&uot;She boosted teacher morale from an all-time low to an inspiring high by leading us as a team to believe in ourselves in ways we never thought possible.&uot;

French led staff, students and community volunteers to paint, clean, decorate and restructure departments and to landscape the previously decaying campus.

&uot;She solicited financial aid to add state-of-the-art technology and equipment to academic classrooms and technical departments. In relentless pursuit of turning a dream into a reality, Mrs. French persuaded the county to construct a student and visitor parking area on the barren front lawn. She set academic goals that were not only reached but also surpassed,&uot; the statement said.

&uot;SOT now houses three schools within one campus with two full-time counselors.&uot; And, &uot;The Career Technical Programs have expanded from eight to now offering 13 diverse fields for certification.&uot;

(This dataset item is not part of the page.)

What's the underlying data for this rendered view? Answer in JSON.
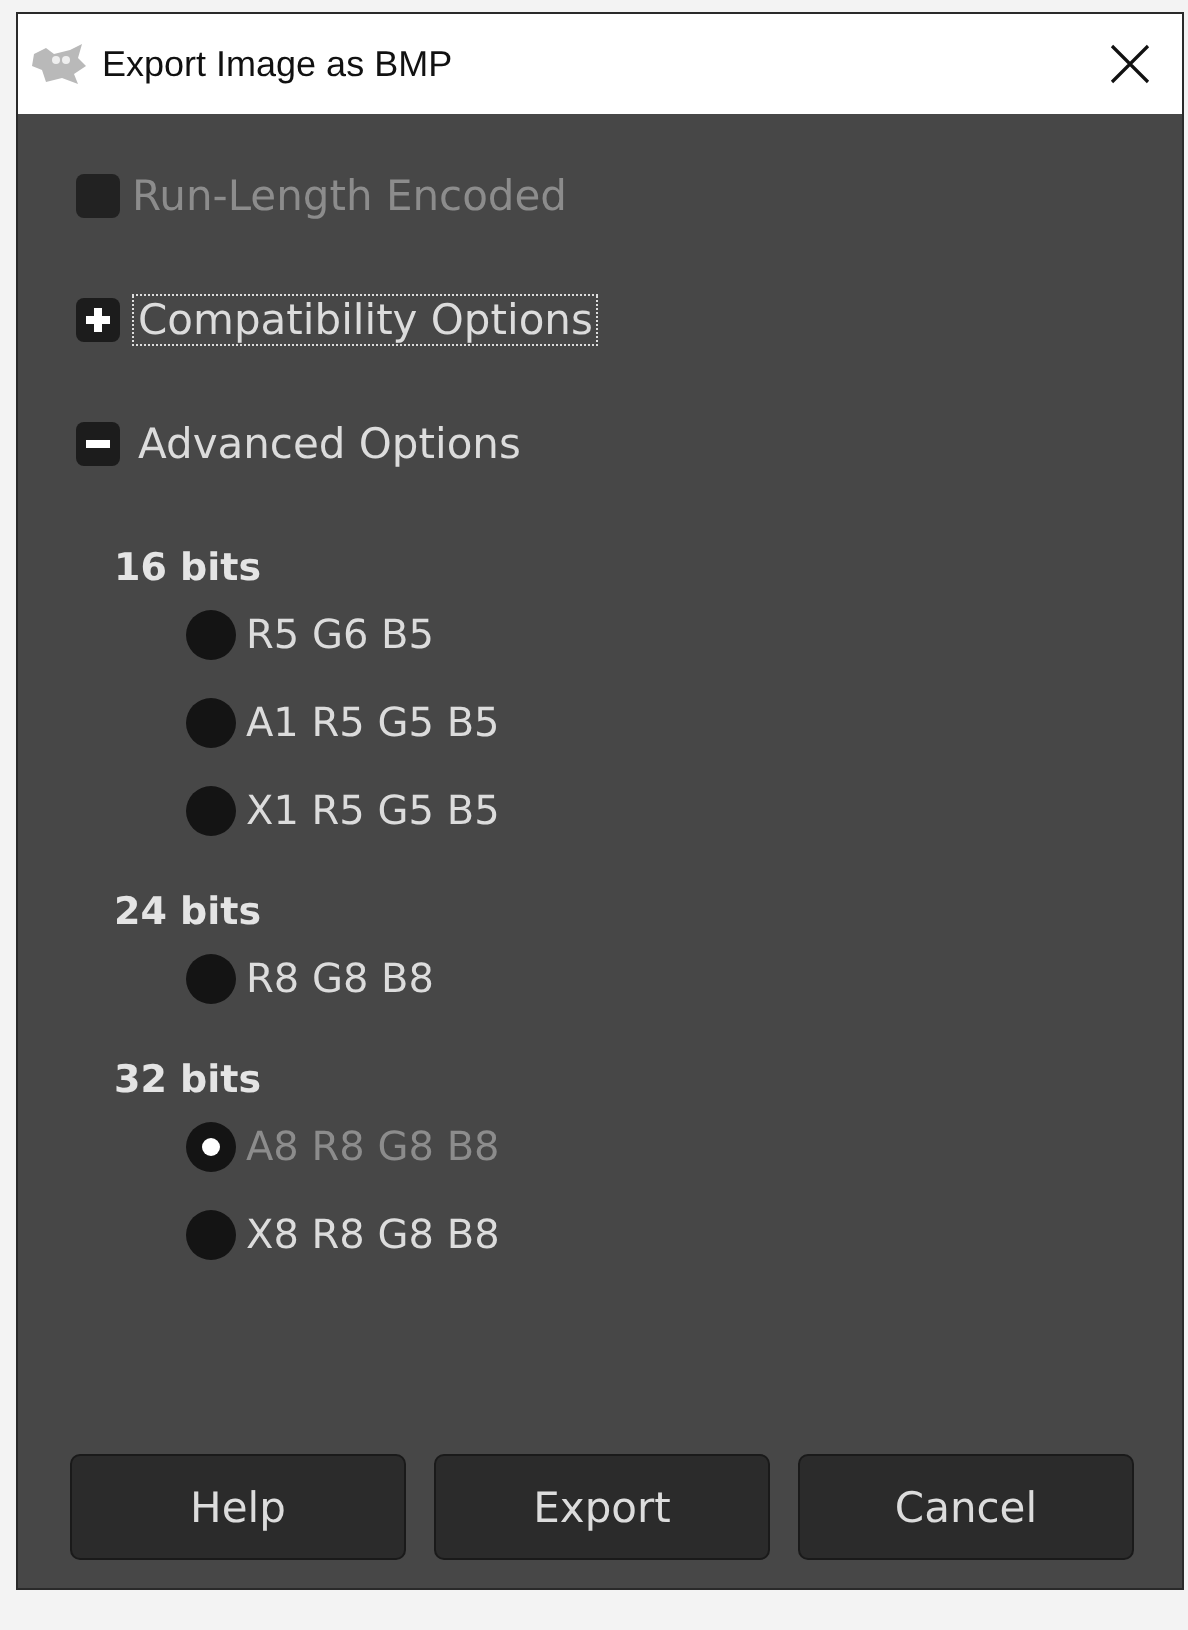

But, &uot;Much more interestingly, Mrs. French has added additional tutoring services for academic remediation classes, a health class and night school that services all eight county high school’s failing seniors.

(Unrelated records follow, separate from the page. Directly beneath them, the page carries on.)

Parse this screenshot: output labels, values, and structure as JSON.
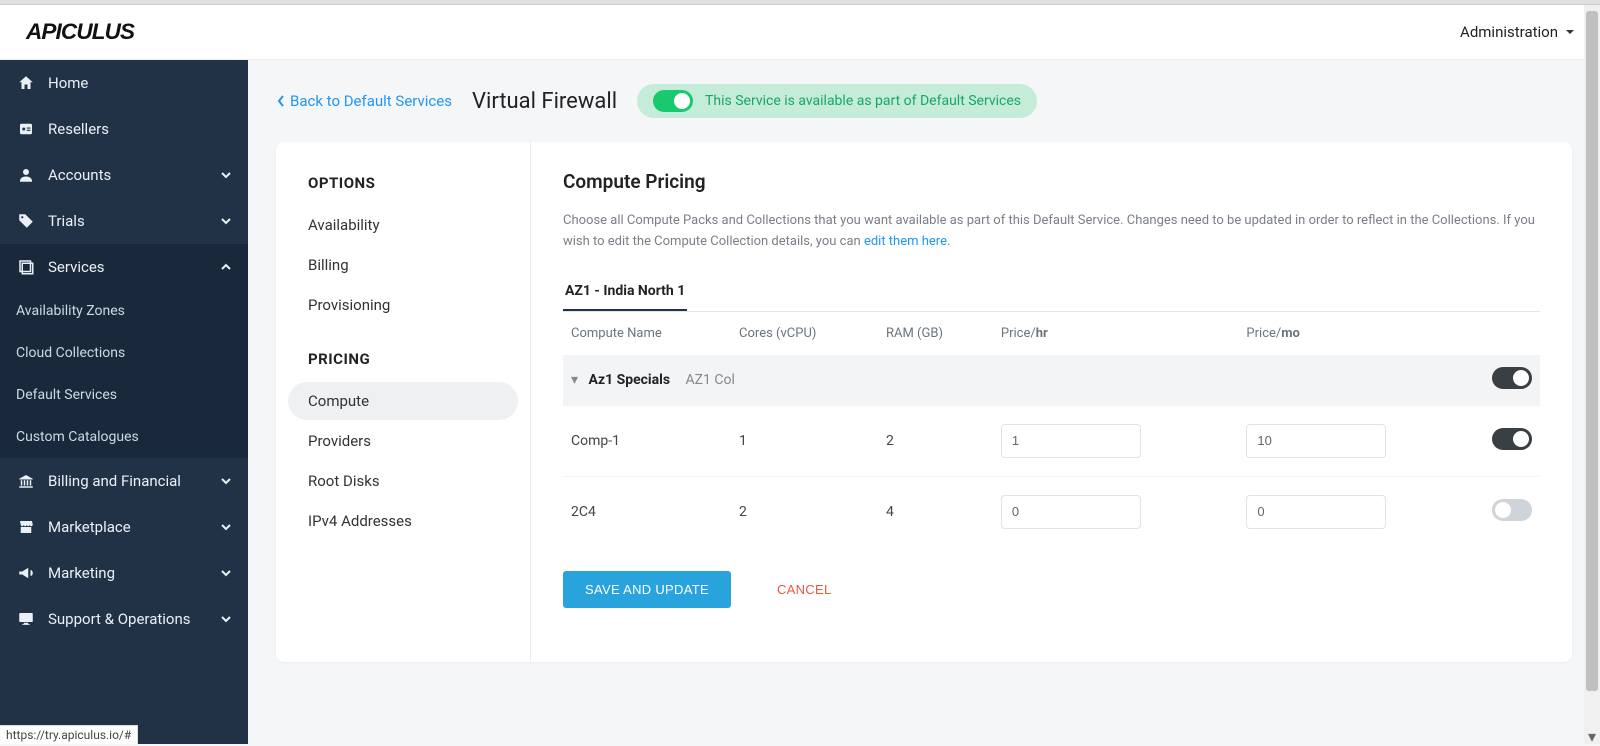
{
  "brand": "APICULUS",
  "admin": {
    "label": "Administration"
  },
  "sidebar": {
    "items": [
      {
        "label": "Home",
        "icon": "home"
      },
      {
        "label": "Resellers",
        "icon": "badge"
      },
      {
        "label": "Accounts",
        "icon": "person",
        "expandable": true
      },
      {
        "label": "Trials",
        "icon": "tag",
        "expandable": true
      },
      {
        "label": "Services",
        "icon": "layers",
        "expandable": true,
        "expanded": true,
        "children": [
          {
            "label": "Availability Zones"
          },
          {
            "label": "Cloud Collections"
          },
          {
            "label": "Default Services"
          },
          {
            "label": "Custom Catalogues"
          }
        ]
      },
      {
        "label": "Billing and Financial",
        "icon": "bank",
        "expandable": true
      },
      {
        "label": "Marketplace",
        "icon": "store",
        "expandable": true
      },
      {
        "label": "Marketing",
        "icon": "megaphone",
        "expandable": true
      },
      {
        "label": "Support & Operations",
        "icon": "monitor",
        "expandable": true
      }
    ]
  },
  "header": {
    "back_label": "Back to Default Services",
    "title": "Virtual Firewall",
    "status_text": "This Service is available as part of Default Services",
    "status_on": true
  },
  "options": {
    "heading": "OPTIONS",
    "items": [
      {
        "label": "Availability"
      },
      {
        "label": "Billing"
      },
      {
        "label": "Provisioning"
      }
    ]
  },
  "pricing_nav": {
    "heading": "PRICING",
    "items": [
      {
        "label": "Compute",
        "active": true
      },
      {
        "label": "Providers"
      },
      {
        "label": "Root Disks"
      },
      {
        "label": "IPv4 Addresses"
      }
    ]
  },
  "panel": {
    "title": "Compute Pricing",
    "desc_a": "Choose all Compute Packs and Collections that you want available as part of this Default Service. Changes need to be updated in order to reflect in the Collections. If you wish to edit the Compute Collection details, you can ",
    "desc_link": "edit them here",
    "desc_b": ".",
    "tab": "AZ1 - India North 1",
    "columns": {
      "name": "Compute Name",
      "cores": "Cores (vCPU)",
      "ram": "RAM (GB)",
      "price_hr_prefix": "Price/",
      "price_hr_bold": "hr",
      "price_mo_prefix": "Price/",
      "price_mo_bold": "mo"
    },
    "group": {
      "name": "Az1 Specials",
      "sub": "AZ1 Col",
      "enabled": true
    },
    "rows": [
      {
        "name": "Comp-1",
        "cores": "1",
        "ram": "2",
        "price_hr": "1",
        "price_mo": "10",
        "enabled": true
      },
      {
        "name": "2C4",
        "cores": "2",
        "ram": "4",
        "price_hr": "0",
        "price_mo": "0",
        "enabled": false
      }
    ],
    "save_label": "SAVE AND UPDATE",
    "cancel_label": "CANCEL"
  },
  "status_url": "https://try.apiculus.io/#"
}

&uot;She continues to recruit business sponsors. Inspiring school recognition, Mrs. French has led our faculty and staff to achieve SAC accreditation in 2003-2004. Just recently, during spring 2005, SOT has been honored as one of Alabama’s CLAS Banner Schools. Obviously, that’s why she is, without a doubt, the &uot;wind beneath our wings.&uot;

Following the presentation, French said her actual retirement date would be June 29.

&uot;At first I was excited, then I got teary-eyed,&uot; she said.

But she said her husband retired seven years ago and the two were looking forward to doing some things together.

&uot;I’ve never regretted one day being in education … I’ve loved coming to work.&uot;

She said teachers, students and their parents have embraced her.

Student Ashley Pearce said of French, &uot;She’s kind of like a mom to everyone because she cares so much. She’s not like a normal principal, she helps you solve your problems. She doesn’t punish you – she just helps you solve them.&uot;

Career Academy Students at the SOT have also expressed appreciation for French.

Chris Holcombe said, &uot;She made my school experience (at SOT) easier and enjoyable. She was always there to help – if there were scholarships or other opportunities – I knew she would always help me.